2017-8-8 Elder King Family

“I promise you that as you lift those around you, the Lord God, the Creator of the universe, will lift you up. If you will only believe and incline your heart to our Beloved Father, He will place within you a peace that surpasses understanding. He will give you joy. May each of you always remember this.”     –President Uchtdorf

Posted in Thoughts and Insights | 1 Comment

A Red Letter Day in a White Coat. Student Doctor Adam Lewis

2017-7-29 KCU White Coat CeremonyThis morning in Kansas City, Adam, our firstborn was welcomed into the medical world at Kansas City University.  During the White Coat Ceremony, each new medical student receives their white coat, a huge honor.  He is finally on his path!2017-7-29 Adam White Coat Ceremony KCU (3)Adam (Waldo) is smack dab in the center of this picture:2017-7-29 Adam White Coat Ceremony KCU (4)Here is is accepting his coat, before the faculty put it on him:2017-7-29 Adam White Coat Ceremony KCU (2)I am so proud.  Adam is a bright light of goodness wherever he goes.2017-7-29 Adam White Coat Ceremony KCU (5)There are a few BYU Grads who were accepted at KCU, including his brother-in-law, Jared Bodine holding Clark’s cute little cousin Reese in the pink:2017-7-29 Adam White Coat Ceremony KCU (6)

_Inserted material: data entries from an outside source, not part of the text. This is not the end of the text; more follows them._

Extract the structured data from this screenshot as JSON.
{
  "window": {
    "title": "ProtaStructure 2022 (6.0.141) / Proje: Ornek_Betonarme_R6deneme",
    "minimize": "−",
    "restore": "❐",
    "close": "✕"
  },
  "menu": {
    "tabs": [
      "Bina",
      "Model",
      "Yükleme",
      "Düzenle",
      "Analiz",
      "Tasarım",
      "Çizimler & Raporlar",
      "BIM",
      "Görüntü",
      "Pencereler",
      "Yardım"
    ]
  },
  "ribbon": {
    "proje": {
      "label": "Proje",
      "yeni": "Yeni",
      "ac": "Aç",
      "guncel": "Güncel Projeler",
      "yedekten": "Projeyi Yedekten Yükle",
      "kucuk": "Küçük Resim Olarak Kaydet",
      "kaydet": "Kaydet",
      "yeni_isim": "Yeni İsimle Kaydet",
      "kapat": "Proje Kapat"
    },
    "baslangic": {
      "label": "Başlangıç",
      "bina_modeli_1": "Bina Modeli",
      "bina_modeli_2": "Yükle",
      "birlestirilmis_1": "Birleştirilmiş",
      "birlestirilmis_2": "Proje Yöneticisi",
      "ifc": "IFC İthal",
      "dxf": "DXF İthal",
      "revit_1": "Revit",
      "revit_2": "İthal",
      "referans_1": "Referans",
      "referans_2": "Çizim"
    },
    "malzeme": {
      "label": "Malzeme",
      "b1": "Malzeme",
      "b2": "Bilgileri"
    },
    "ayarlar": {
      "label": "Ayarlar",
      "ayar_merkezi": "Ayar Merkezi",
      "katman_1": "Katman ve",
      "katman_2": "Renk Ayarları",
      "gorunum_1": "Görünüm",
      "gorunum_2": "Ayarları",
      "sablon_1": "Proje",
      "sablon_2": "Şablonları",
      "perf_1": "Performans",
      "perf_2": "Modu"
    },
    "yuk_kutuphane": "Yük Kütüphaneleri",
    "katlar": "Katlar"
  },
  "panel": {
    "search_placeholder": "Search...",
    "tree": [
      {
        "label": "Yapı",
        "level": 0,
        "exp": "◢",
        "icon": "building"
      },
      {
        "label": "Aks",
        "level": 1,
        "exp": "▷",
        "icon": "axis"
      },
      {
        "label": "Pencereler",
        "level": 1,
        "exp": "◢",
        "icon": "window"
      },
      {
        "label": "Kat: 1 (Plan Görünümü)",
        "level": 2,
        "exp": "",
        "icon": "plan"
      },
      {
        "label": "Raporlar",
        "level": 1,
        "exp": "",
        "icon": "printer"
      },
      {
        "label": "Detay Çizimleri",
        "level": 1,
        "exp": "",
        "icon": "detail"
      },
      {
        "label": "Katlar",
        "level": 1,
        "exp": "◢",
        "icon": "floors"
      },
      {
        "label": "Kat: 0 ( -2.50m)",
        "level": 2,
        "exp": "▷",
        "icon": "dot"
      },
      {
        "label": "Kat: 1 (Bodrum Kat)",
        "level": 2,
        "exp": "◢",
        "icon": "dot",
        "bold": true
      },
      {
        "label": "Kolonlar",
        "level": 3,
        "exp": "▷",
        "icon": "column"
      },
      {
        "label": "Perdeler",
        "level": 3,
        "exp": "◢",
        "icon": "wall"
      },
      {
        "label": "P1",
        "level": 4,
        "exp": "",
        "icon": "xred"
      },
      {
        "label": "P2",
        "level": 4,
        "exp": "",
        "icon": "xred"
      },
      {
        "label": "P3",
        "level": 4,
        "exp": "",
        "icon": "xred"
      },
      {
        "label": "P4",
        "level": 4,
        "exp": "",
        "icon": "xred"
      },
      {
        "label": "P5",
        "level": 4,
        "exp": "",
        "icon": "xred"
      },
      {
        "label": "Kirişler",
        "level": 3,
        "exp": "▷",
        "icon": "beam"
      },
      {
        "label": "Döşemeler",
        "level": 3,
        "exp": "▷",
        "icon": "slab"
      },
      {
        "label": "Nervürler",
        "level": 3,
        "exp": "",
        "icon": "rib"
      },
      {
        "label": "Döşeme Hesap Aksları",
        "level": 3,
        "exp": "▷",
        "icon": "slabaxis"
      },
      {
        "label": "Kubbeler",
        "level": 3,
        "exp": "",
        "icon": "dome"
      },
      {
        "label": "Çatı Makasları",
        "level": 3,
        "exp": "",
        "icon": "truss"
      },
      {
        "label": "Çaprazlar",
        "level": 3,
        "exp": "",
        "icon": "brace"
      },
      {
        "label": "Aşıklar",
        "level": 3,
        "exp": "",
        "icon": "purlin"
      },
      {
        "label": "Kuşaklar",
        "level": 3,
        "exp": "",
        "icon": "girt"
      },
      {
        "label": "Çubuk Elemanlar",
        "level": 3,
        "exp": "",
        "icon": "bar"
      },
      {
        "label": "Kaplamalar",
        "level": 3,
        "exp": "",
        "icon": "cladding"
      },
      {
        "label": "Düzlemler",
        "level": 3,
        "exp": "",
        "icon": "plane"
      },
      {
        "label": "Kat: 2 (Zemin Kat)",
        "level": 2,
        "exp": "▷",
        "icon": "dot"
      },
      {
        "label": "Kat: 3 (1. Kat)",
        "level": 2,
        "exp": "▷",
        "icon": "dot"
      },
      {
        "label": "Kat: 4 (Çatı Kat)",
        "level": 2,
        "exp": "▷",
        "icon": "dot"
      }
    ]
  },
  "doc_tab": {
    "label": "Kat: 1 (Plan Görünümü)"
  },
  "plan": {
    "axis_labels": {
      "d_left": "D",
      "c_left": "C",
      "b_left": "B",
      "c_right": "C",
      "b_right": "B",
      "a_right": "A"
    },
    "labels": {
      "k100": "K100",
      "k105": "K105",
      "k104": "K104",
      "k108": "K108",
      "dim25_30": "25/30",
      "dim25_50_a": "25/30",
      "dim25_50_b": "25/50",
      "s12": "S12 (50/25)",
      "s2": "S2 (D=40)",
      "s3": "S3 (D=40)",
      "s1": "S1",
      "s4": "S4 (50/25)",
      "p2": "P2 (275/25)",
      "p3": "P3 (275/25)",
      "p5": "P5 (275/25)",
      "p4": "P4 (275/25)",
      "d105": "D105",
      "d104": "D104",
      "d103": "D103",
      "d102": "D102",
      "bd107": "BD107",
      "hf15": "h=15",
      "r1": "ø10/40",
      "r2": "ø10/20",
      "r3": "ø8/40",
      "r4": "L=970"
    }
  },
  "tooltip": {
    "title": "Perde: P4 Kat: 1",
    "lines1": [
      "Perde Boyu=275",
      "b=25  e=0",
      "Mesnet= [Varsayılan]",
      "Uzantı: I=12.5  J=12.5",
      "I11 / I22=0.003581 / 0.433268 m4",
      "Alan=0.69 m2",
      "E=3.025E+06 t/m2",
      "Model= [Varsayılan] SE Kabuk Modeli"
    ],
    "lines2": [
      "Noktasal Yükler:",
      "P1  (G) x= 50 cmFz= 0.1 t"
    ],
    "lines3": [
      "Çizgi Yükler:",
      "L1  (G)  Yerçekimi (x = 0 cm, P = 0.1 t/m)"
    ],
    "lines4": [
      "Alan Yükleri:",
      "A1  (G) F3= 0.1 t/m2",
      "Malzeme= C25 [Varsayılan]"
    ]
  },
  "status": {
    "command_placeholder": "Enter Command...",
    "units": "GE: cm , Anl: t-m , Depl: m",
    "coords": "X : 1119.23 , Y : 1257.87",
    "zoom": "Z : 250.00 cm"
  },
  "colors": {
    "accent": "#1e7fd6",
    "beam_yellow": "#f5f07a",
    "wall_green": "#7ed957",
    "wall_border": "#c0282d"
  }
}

This is mostly how  Adam lives in my mind.  My how the years have gone by.  Now he’s a Father and I’m a grandmother and he’ll be a doctor someday.

Lewis, Adam with hose

Posted in Lewis Family | Leave a comment

A Visit from Roger & Jeanne Minert

2017-7-21 Whistlin Pete's with McBeans (52)

This morning we stopped at Johnson’s Fruit Stand for delicious cherries, apricots, plumcots and peaches.  I love the feel of this family fruit farm.  We also picked up a warm cherry pie and some oatmeal pear cookies, our favorites!  We had company coming!2017-7-17 Monday Office (7).JPG2017-7-21 Whistlin Pete's with McBeans (47)2017-7-21 Whistlin Pete's with McBeans (50)

This evening our guests arrived–Roger and Jeanne Minert from Orem and her sister, Lori and husband Oscar from Kennewick.  We had a wonderful evening visiting, and catching up on things at home and in the world out there.2017-7-21 zMinerts Visit (1)

In September of 2003 I registered for a German paleography class at BYU.  Roger was my professor.  That was the beginning of a huge shift in my world.  Roger taught me how to read old German handwriting, opening to me the world of my ancestors.

I went on to take every class Roger taught at BYU, and I became a full time student for the next 10 years, studying primarily Family History and Church History, but also German, and all sorts of Religion classes.  My world grew in ways I never could have imagined!  I owe much of the Family History world I live in to Roger Minert.

In 2009 John and I traveled to Berlin, Zwickau, Poland, Nurmberg, Auschwitz, Birkenau and throughout Germany with Roger and Jeanne.  He went with me to meet with the archivists and town historians in my ancestral home town in Grossgartach.  I am not the same because of what he has taught me and helped me to do.  We had a great reunion.

2017-7-21 zMinerts Visit (4)Roger brought me a copy of his latest publication:2017-7-21 zMinerts Visit.JPG2017-7-21 zMinerts Visit (8)2017-7-21 zMinerts Visit (16)2017-7-21 zMinerts Visit (19)

It was a pretty perfect evening.  I stayed up late looking at German records, just because I know how.  I’m so grateful for that!

Posted in Family History, Lewis Family | Leave a comment